Below are the records; restate all of them exactly.

# [Data records]
* * * * *

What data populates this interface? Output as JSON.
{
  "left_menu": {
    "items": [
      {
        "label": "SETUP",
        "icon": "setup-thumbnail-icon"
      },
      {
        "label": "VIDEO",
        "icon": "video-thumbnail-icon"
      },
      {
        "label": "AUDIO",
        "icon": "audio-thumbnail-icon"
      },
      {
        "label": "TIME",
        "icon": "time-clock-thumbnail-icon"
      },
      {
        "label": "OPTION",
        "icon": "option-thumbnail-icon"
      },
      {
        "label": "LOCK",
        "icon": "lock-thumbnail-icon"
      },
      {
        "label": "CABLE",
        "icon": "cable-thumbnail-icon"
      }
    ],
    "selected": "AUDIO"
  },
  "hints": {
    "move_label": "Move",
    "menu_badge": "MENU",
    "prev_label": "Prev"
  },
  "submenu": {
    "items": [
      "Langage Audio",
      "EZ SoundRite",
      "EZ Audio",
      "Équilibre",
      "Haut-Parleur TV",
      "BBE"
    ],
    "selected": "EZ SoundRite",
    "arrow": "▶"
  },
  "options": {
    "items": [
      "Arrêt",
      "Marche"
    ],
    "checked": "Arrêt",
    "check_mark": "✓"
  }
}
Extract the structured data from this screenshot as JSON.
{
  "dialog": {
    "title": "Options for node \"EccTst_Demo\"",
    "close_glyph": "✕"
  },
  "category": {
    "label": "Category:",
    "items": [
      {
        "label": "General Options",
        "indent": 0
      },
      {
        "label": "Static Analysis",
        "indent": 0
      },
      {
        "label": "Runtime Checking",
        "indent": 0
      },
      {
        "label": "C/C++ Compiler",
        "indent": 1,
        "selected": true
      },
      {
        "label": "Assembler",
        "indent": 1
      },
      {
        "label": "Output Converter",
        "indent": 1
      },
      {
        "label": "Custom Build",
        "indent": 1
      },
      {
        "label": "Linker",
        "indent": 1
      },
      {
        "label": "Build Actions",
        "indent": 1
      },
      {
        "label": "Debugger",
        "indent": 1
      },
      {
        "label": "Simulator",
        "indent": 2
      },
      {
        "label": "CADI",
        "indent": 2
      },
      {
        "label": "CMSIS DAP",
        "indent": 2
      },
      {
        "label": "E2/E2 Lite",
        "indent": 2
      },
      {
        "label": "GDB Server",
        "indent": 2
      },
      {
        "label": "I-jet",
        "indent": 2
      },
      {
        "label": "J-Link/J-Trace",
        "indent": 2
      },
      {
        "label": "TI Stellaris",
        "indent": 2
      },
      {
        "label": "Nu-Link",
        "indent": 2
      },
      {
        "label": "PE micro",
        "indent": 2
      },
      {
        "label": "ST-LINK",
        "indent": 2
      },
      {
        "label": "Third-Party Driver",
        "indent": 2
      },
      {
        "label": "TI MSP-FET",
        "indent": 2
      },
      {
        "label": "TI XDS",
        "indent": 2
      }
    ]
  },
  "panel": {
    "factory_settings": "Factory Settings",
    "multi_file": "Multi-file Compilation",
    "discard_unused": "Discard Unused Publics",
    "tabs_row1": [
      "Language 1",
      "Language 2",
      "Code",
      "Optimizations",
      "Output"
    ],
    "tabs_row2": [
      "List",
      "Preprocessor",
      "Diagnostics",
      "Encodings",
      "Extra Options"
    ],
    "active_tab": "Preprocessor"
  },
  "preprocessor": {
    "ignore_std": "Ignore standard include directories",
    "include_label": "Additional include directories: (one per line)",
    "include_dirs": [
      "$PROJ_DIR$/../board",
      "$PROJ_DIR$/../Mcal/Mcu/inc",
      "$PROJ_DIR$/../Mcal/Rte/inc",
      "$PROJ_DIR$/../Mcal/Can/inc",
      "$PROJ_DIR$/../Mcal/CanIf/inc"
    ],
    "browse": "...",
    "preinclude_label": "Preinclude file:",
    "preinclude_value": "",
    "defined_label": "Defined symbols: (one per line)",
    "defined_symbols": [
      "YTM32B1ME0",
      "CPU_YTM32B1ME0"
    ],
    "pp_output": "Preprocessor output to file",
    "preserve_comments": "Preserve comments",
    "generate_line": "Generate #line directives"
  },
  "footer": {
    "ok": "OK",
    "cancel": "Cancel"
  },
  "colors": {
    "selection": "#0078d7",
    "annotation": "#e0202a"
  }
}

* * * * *

# [Task output]
What data populates this interface? Output as JSON.
{
  "left_menu": {
    "items": [
      {
        "label": "SETUP",
        "icon": "setup-thumbnail-icon"
      },
      {
        "label": "VIDEO",
        "icon": "video-thumbnail-icon"
      },
      {
        "label": "AUDIO",
        "icon": "audio-thumbnail-icon"
      },
      {
        "label": "TIME",
        "icon": "time-clock-thumbnail-icon"
      },
      {
        "label": "OPTION",
        "icon": "option-thumbnail-icon"
      },
      {
        "label": "LOCK",
        "icon": "lock-thumbnail-icon"
      },
      {
        "label": "CABLE",
        "icon": "cable-thumbnail-icon"
      }
    ],
    "selected": "AUDIO"
  },
  "hints": {
    "move_label": "Move",
    "menu_badge": "MENU",
    "prev_label": "Prev"
  },
  "submenu": {
    "items": [
      "Langage Audio",
      "EZ SoundRite",
      "EZ Audio",
      "Équilibre",
      "Haut-Parleur TV",
      "BBE"
    ],
    "selected": "EZ SoundRite",
    "arrow": "▶"
  },
  "options": {
    "items": [
      "Arrêt",
      "Marche"
    ],
    "checked": "Arrêt",
    "check_mark": "✓"
  }
}
Extract the structured data from this screenshot as JSON.
{
  "dialog": {
    "title": "Options for node \"EccTst_Demo\"",
    "close_glyph": "✕"
  },
  "category": {
    "label": "Category:",
    "items": [
      {
        "label": "General Options",
        "indent": 0
      },
      {
        "label": "Static Analysis",
        "indent": 0
      },
      {
        "label": "Runtime Checking",
        "indent": 0
      },
      {
        "label": "C/C++ Compiler",
        "indent": 1,
        "selected": true
      },
      {
        "label": "Assembler",
        "indent": 1
      },
      {
        "label": "Output Converter",
        "indent": 1
      },
      {
        "label": "Custom Build",
        "indent": 1
      },
      {
        "label": "Linker",
        "indent": 1
      },
      {
        "label": "Build Actions",
        "indent": 1
      },
      {
        "label": "Debugger",
        "indent": 1
      },
      {
        "label": "Simulator",
        "indent": 2
      },
      {
        "label": "CADI",
        "indent": 2
      },
      {
        "label": "CMSIS DAP",
        "indent": 2
      },
      {
        "label": "E2/E2 Lite",
        "indent": 2
      },
      {
        "label": "GDB Server",
        "indent": 2
      },
      {
        "label": "I-jet",
        "indent": 2
      },
      {
        "label": "J-Link/J-Trace",
        "indent": 2
      },
      {
        "label": "TI Stellaris",
        "indent": 2
      },
      {
        "label": "Nu-Link",
        "indent": 2
      },
      {
        "label": "PE micro",
        "indent": 2
      },
      {
        "label": "ST-LINK",
        "indent": 2
      },
      {
        "label": "Third-Party Driver",
        "indent": 2
      },
      {
        "label": "TI MSP-FET",
        "indent": 2
      },
      {
        "label": "TI XDS",
        "indent": 2
      }
    ]
  },
  "panel": {
    "factory_settings": "Factory Settings",
    "multi_file": "Multi-file Compilation",
    "discard_unused": "Discard Unused Publics",
    "tabs_row1": [
      "Language 1",
      "Language 2",
      "Code",
      "Optimizations",
      "Output"
    ],
    "tabs_row2": [
      "List",
      "Preprocessor",
      "Diagnostics",
      "Encodings",
      "Extra Options"
    ],
    "active_tab": "Preprocessor"
  },
  "preprocessor": {
    "ignore_std": "Ignore standard include directories",
    "include_label": "Additional include directories: (one per line)",
    "include_dirs": [
      "$PROJ_DIR$/../board",
      "$PROJ_DIR$/../Mcal/Mcu/inc",
      "$PROJ_DIR$/../Mcal/Rte/inc",
      "$PROJ_DIR$/../Mcal/Can/inc",
      "$PROJ_DIR$/../Mcal/CanIf/inc"
    ],
    "browse": "...",
    "preinclude_label": "Preinclude file:",
    "preinclude_value": "",
    "defined_label": "Defined symbols: (one per line)",
    "defined_symbols": [
      "YTM32B1ME0",
      "CPU_YTM32B1ME0"
    ],
    "pp_output": "Preprocessor output to file",
    "preserve_comments": "Preserve comments",
    "generate_line": "Generate #line directives"
  },
  "footer": {
    "ok": "OK",
    "cancel": "Cancel"
  },
  "colors": {
    "selection": "#0078d7",
    "annotation": "#e0202a"
  }
}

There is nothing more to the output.